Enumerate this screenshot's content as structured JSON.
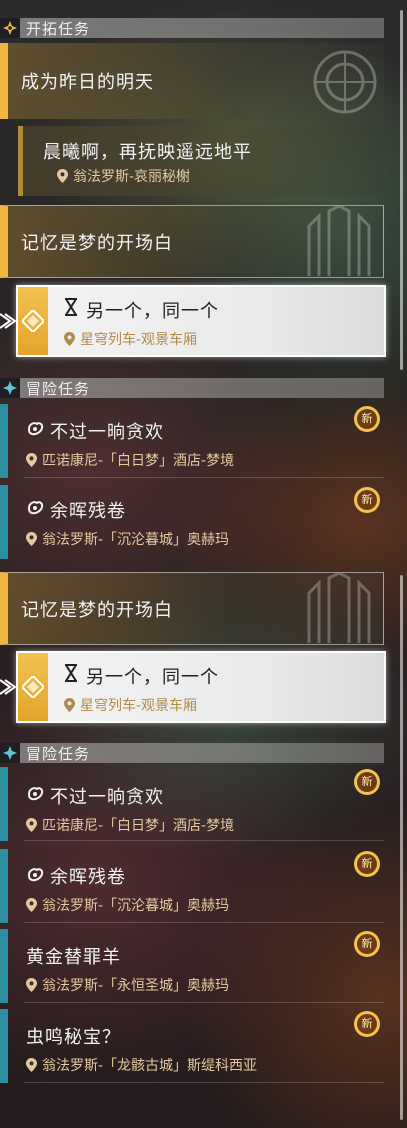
{
  "trailblaze": {
    "header": "开拓任务",
    "card1": {
      "title": "成为昨日的明天",
      "sub_title": "晨曦啊，再抚映遥远地平",
      "sub_location": "翁法罗斯-哀丽秘榭"
    },
    "card2": {
      "title": "记忆是梦的开场白",
      "active_title": "另一个，同一个",
      "active_location": "星穹列车-观景车厢"
    }
  },
  "adventure": {
    "header": "冒险任务",
    "items": [
      {
        "title": "不过一晌贪欢",
        "location": "匹诺康尼-「白日梦」酒店-梦境",
        "badge": "新"
      },
      {
        "title": "余晖残卷",
        "location": "翁法罗斯-「沉沦暮城」奥赫玛",
        "badge": "新"
      }
    ]
  },
  "trailblaze2": {
    "card2": {
      "title": "记忆是梦的开场白",
      "active_title": "另一个，同一个",
      "active_location": "星穹列车-观景车厢"
    }
  },
  "adventure2": {
    "header": "冒险任务",
    "items": [
      {
        "title": "不过一晌贪欢",
        "location": "匹诺康尼-「白日梦」酒店-梦境",
        "badge": "新"
      },
      {
        "title": "余晖残卷",
        "location": "翁法罗斯-「沉沦暮城」奥赫玛",
        "badge": "新"
      },
      {
        "title": "黄金替罪羊",
        "location": "翁法罗斯-「永恒圣城」奥赫玛",
        "badge": "新"
      },
      {
        "title": "虫鸣秘宝？",
        "location": "翁法罗斯-「龙骸古城」斯缇科西亚",
        "badge": "新"
      }
    ]
  },
  "colors": {
    "accent": "#f0b53e",
    "adventure_bar": "#2e8fa0",
    "location_text": "#e6c9a0"
  }
}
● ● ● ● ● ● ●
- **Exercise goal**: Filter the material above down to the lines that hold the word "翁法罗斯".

- **Solution**:
      "sub_location": "翁法罗斯-哀丽秘榭"
        "location": "翁法罗斯-「沉沦暮城」奥赫玛",
        "location": "翁法罗斯-「沉沦暮城」奥赫玛",
        "location": "翁法罗斯-「永恒圣城」奥赫玛",
        "location": "翁法罗斯-「龙骸古城」斯缇科西亚",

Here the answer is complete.